ESA Endorses Four-Dimensional Ecology Education Framework
January 14, 2018
For Immediate Release
The Ecological Society of America announces a Society-endorsed undergraduate education framework, termed the Four-Dimensional Ecology Education (4DEE) framework.
The 4DEE framework positions ESA as a leader in educational programming and/or professional development, provides opportunities to expand membership and partnerships, and can serve as a foundation for the development of K-12 educational standards. Practitioners of ecology – such as consultants and others seeking certification – can use the framework to guide their professional preparation in the discipline.
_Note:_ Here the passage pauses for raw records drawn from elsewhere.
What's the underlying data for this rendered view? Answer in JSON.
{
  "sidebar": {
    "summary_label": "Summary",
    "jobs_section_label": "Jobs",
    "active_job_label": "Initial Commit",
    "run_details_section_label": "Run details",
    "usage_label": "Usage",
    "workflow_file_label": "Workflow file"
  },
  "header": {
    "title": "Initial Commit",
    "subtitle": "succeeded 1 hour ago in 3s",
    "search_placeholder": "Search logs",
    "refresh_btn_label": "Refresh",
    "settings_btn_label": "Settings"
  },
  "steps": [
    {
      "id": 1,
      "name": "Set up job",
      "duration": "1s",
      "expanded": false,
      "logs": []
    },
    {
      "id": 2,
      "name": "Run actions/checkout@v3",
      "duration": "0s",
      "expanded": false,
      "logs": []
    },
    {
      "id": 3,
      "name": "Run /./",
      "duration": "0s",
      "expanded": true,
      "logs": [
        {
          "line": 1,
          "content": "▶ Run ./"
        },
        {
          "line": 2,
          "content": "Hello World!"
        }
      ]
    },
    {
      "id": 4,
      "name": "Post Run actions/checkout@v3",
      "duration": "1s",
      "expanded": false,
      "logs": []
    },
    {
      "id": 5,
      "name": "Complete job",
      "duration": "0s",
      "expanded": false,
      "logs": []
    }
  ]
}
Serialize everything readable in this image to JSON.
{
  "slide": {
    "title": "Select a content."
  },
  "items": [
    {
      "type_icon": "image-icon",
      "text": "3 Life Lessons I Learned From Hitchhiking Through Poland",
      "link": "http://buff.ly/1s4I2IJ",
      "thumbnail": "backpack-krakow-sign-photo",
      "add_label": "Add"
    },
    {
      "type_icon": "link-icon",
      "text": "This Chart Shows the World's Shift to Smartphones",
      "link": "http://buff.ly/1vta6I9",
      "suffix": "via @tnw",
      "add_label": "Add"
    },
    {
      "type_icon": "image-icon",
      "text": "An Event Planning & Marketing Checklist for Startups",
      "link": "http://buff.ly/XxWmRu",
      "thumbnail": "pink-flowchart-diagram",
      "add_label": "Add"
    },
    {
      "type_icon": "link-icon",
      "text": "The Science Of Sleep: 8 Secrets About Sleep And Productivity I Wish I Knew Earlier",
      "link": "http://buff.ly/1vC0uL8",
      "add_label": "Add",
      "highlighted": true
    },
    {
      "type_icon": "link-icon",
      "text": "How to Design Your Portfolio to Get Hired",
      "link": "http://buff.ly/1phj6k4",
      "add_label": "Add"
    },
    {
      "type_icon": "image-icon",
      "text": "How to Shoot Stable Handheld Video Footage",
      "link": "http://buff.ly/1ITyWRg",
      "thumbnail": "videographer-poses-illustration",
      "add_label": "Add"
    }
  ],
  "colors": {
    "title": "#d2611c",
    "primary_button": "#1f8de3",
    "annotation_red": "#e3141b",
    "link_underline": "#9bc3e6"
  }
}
“This framework incorporates three decades of discussion regarding the key ideas in modern ecological science that can be included in undergraduate curriculum, as well as a recognition of recent pedagogical advancements,” said Pamela Templer of Boston University and ESA Vice President of Education and Human Resources.
The framework has several prospective audiences and potential applications. At the foreground are faculty, curriculum designers, administrators, education researchers, and students. The framework would be particularly useful to instructors whose undergraduate or graduate training did not include a heavy emphasis in ecology. It is intended to encourage the idea that ecology should be taught and learned through multiple dimensions.
“As a former dean and provost, I know that colleges and universities are under pressure to describe what their students know and can do with their education,” explained Laura Huenneke, ESA President. “This framework will help faculty make a case for ecology programs and help administrators make resource allocation decisions to support those programs.”
Collectively containing 21 topics or “elements”, the four dimensions include: Core Ecological Concepts (the hierarchy of individuals to the biosphere), Ecology Practices (skills that ecologically literate people should have), Human-Environment interactions, and Cross-Cutting Themes like scale, evolution, and disturbance.
“The 4DEE process has only just started,” stated George Middendorf of Howard University and chair of the 4DEE Task Force. “Our next step is to create an implementation plan to ensure ongoing support and periodic review of the 4DEE framework”.
The endorsement of the 4DEE framework by the ESA’s Governing Board represents a significant forward leap in defining ecological literacy. ESA hopes that it gains widespread use and realizes its full potential.
The Ecological Society of America (ESA), founded in 1915, is the world’s largest community of professional ecologists and a trusted source of ecological knowledge, committed to advancing the understanding of life on Earth. The 9,000 member Society publishes five journals and a membership bulletin and broadly shares ecological information through policy, media outreach, and education initiatives. The Society’s Annual Meeting attracts 4,000 attendees and features the most recent advances in the science of ecology. Visit the ESA website at http://www.esa.org.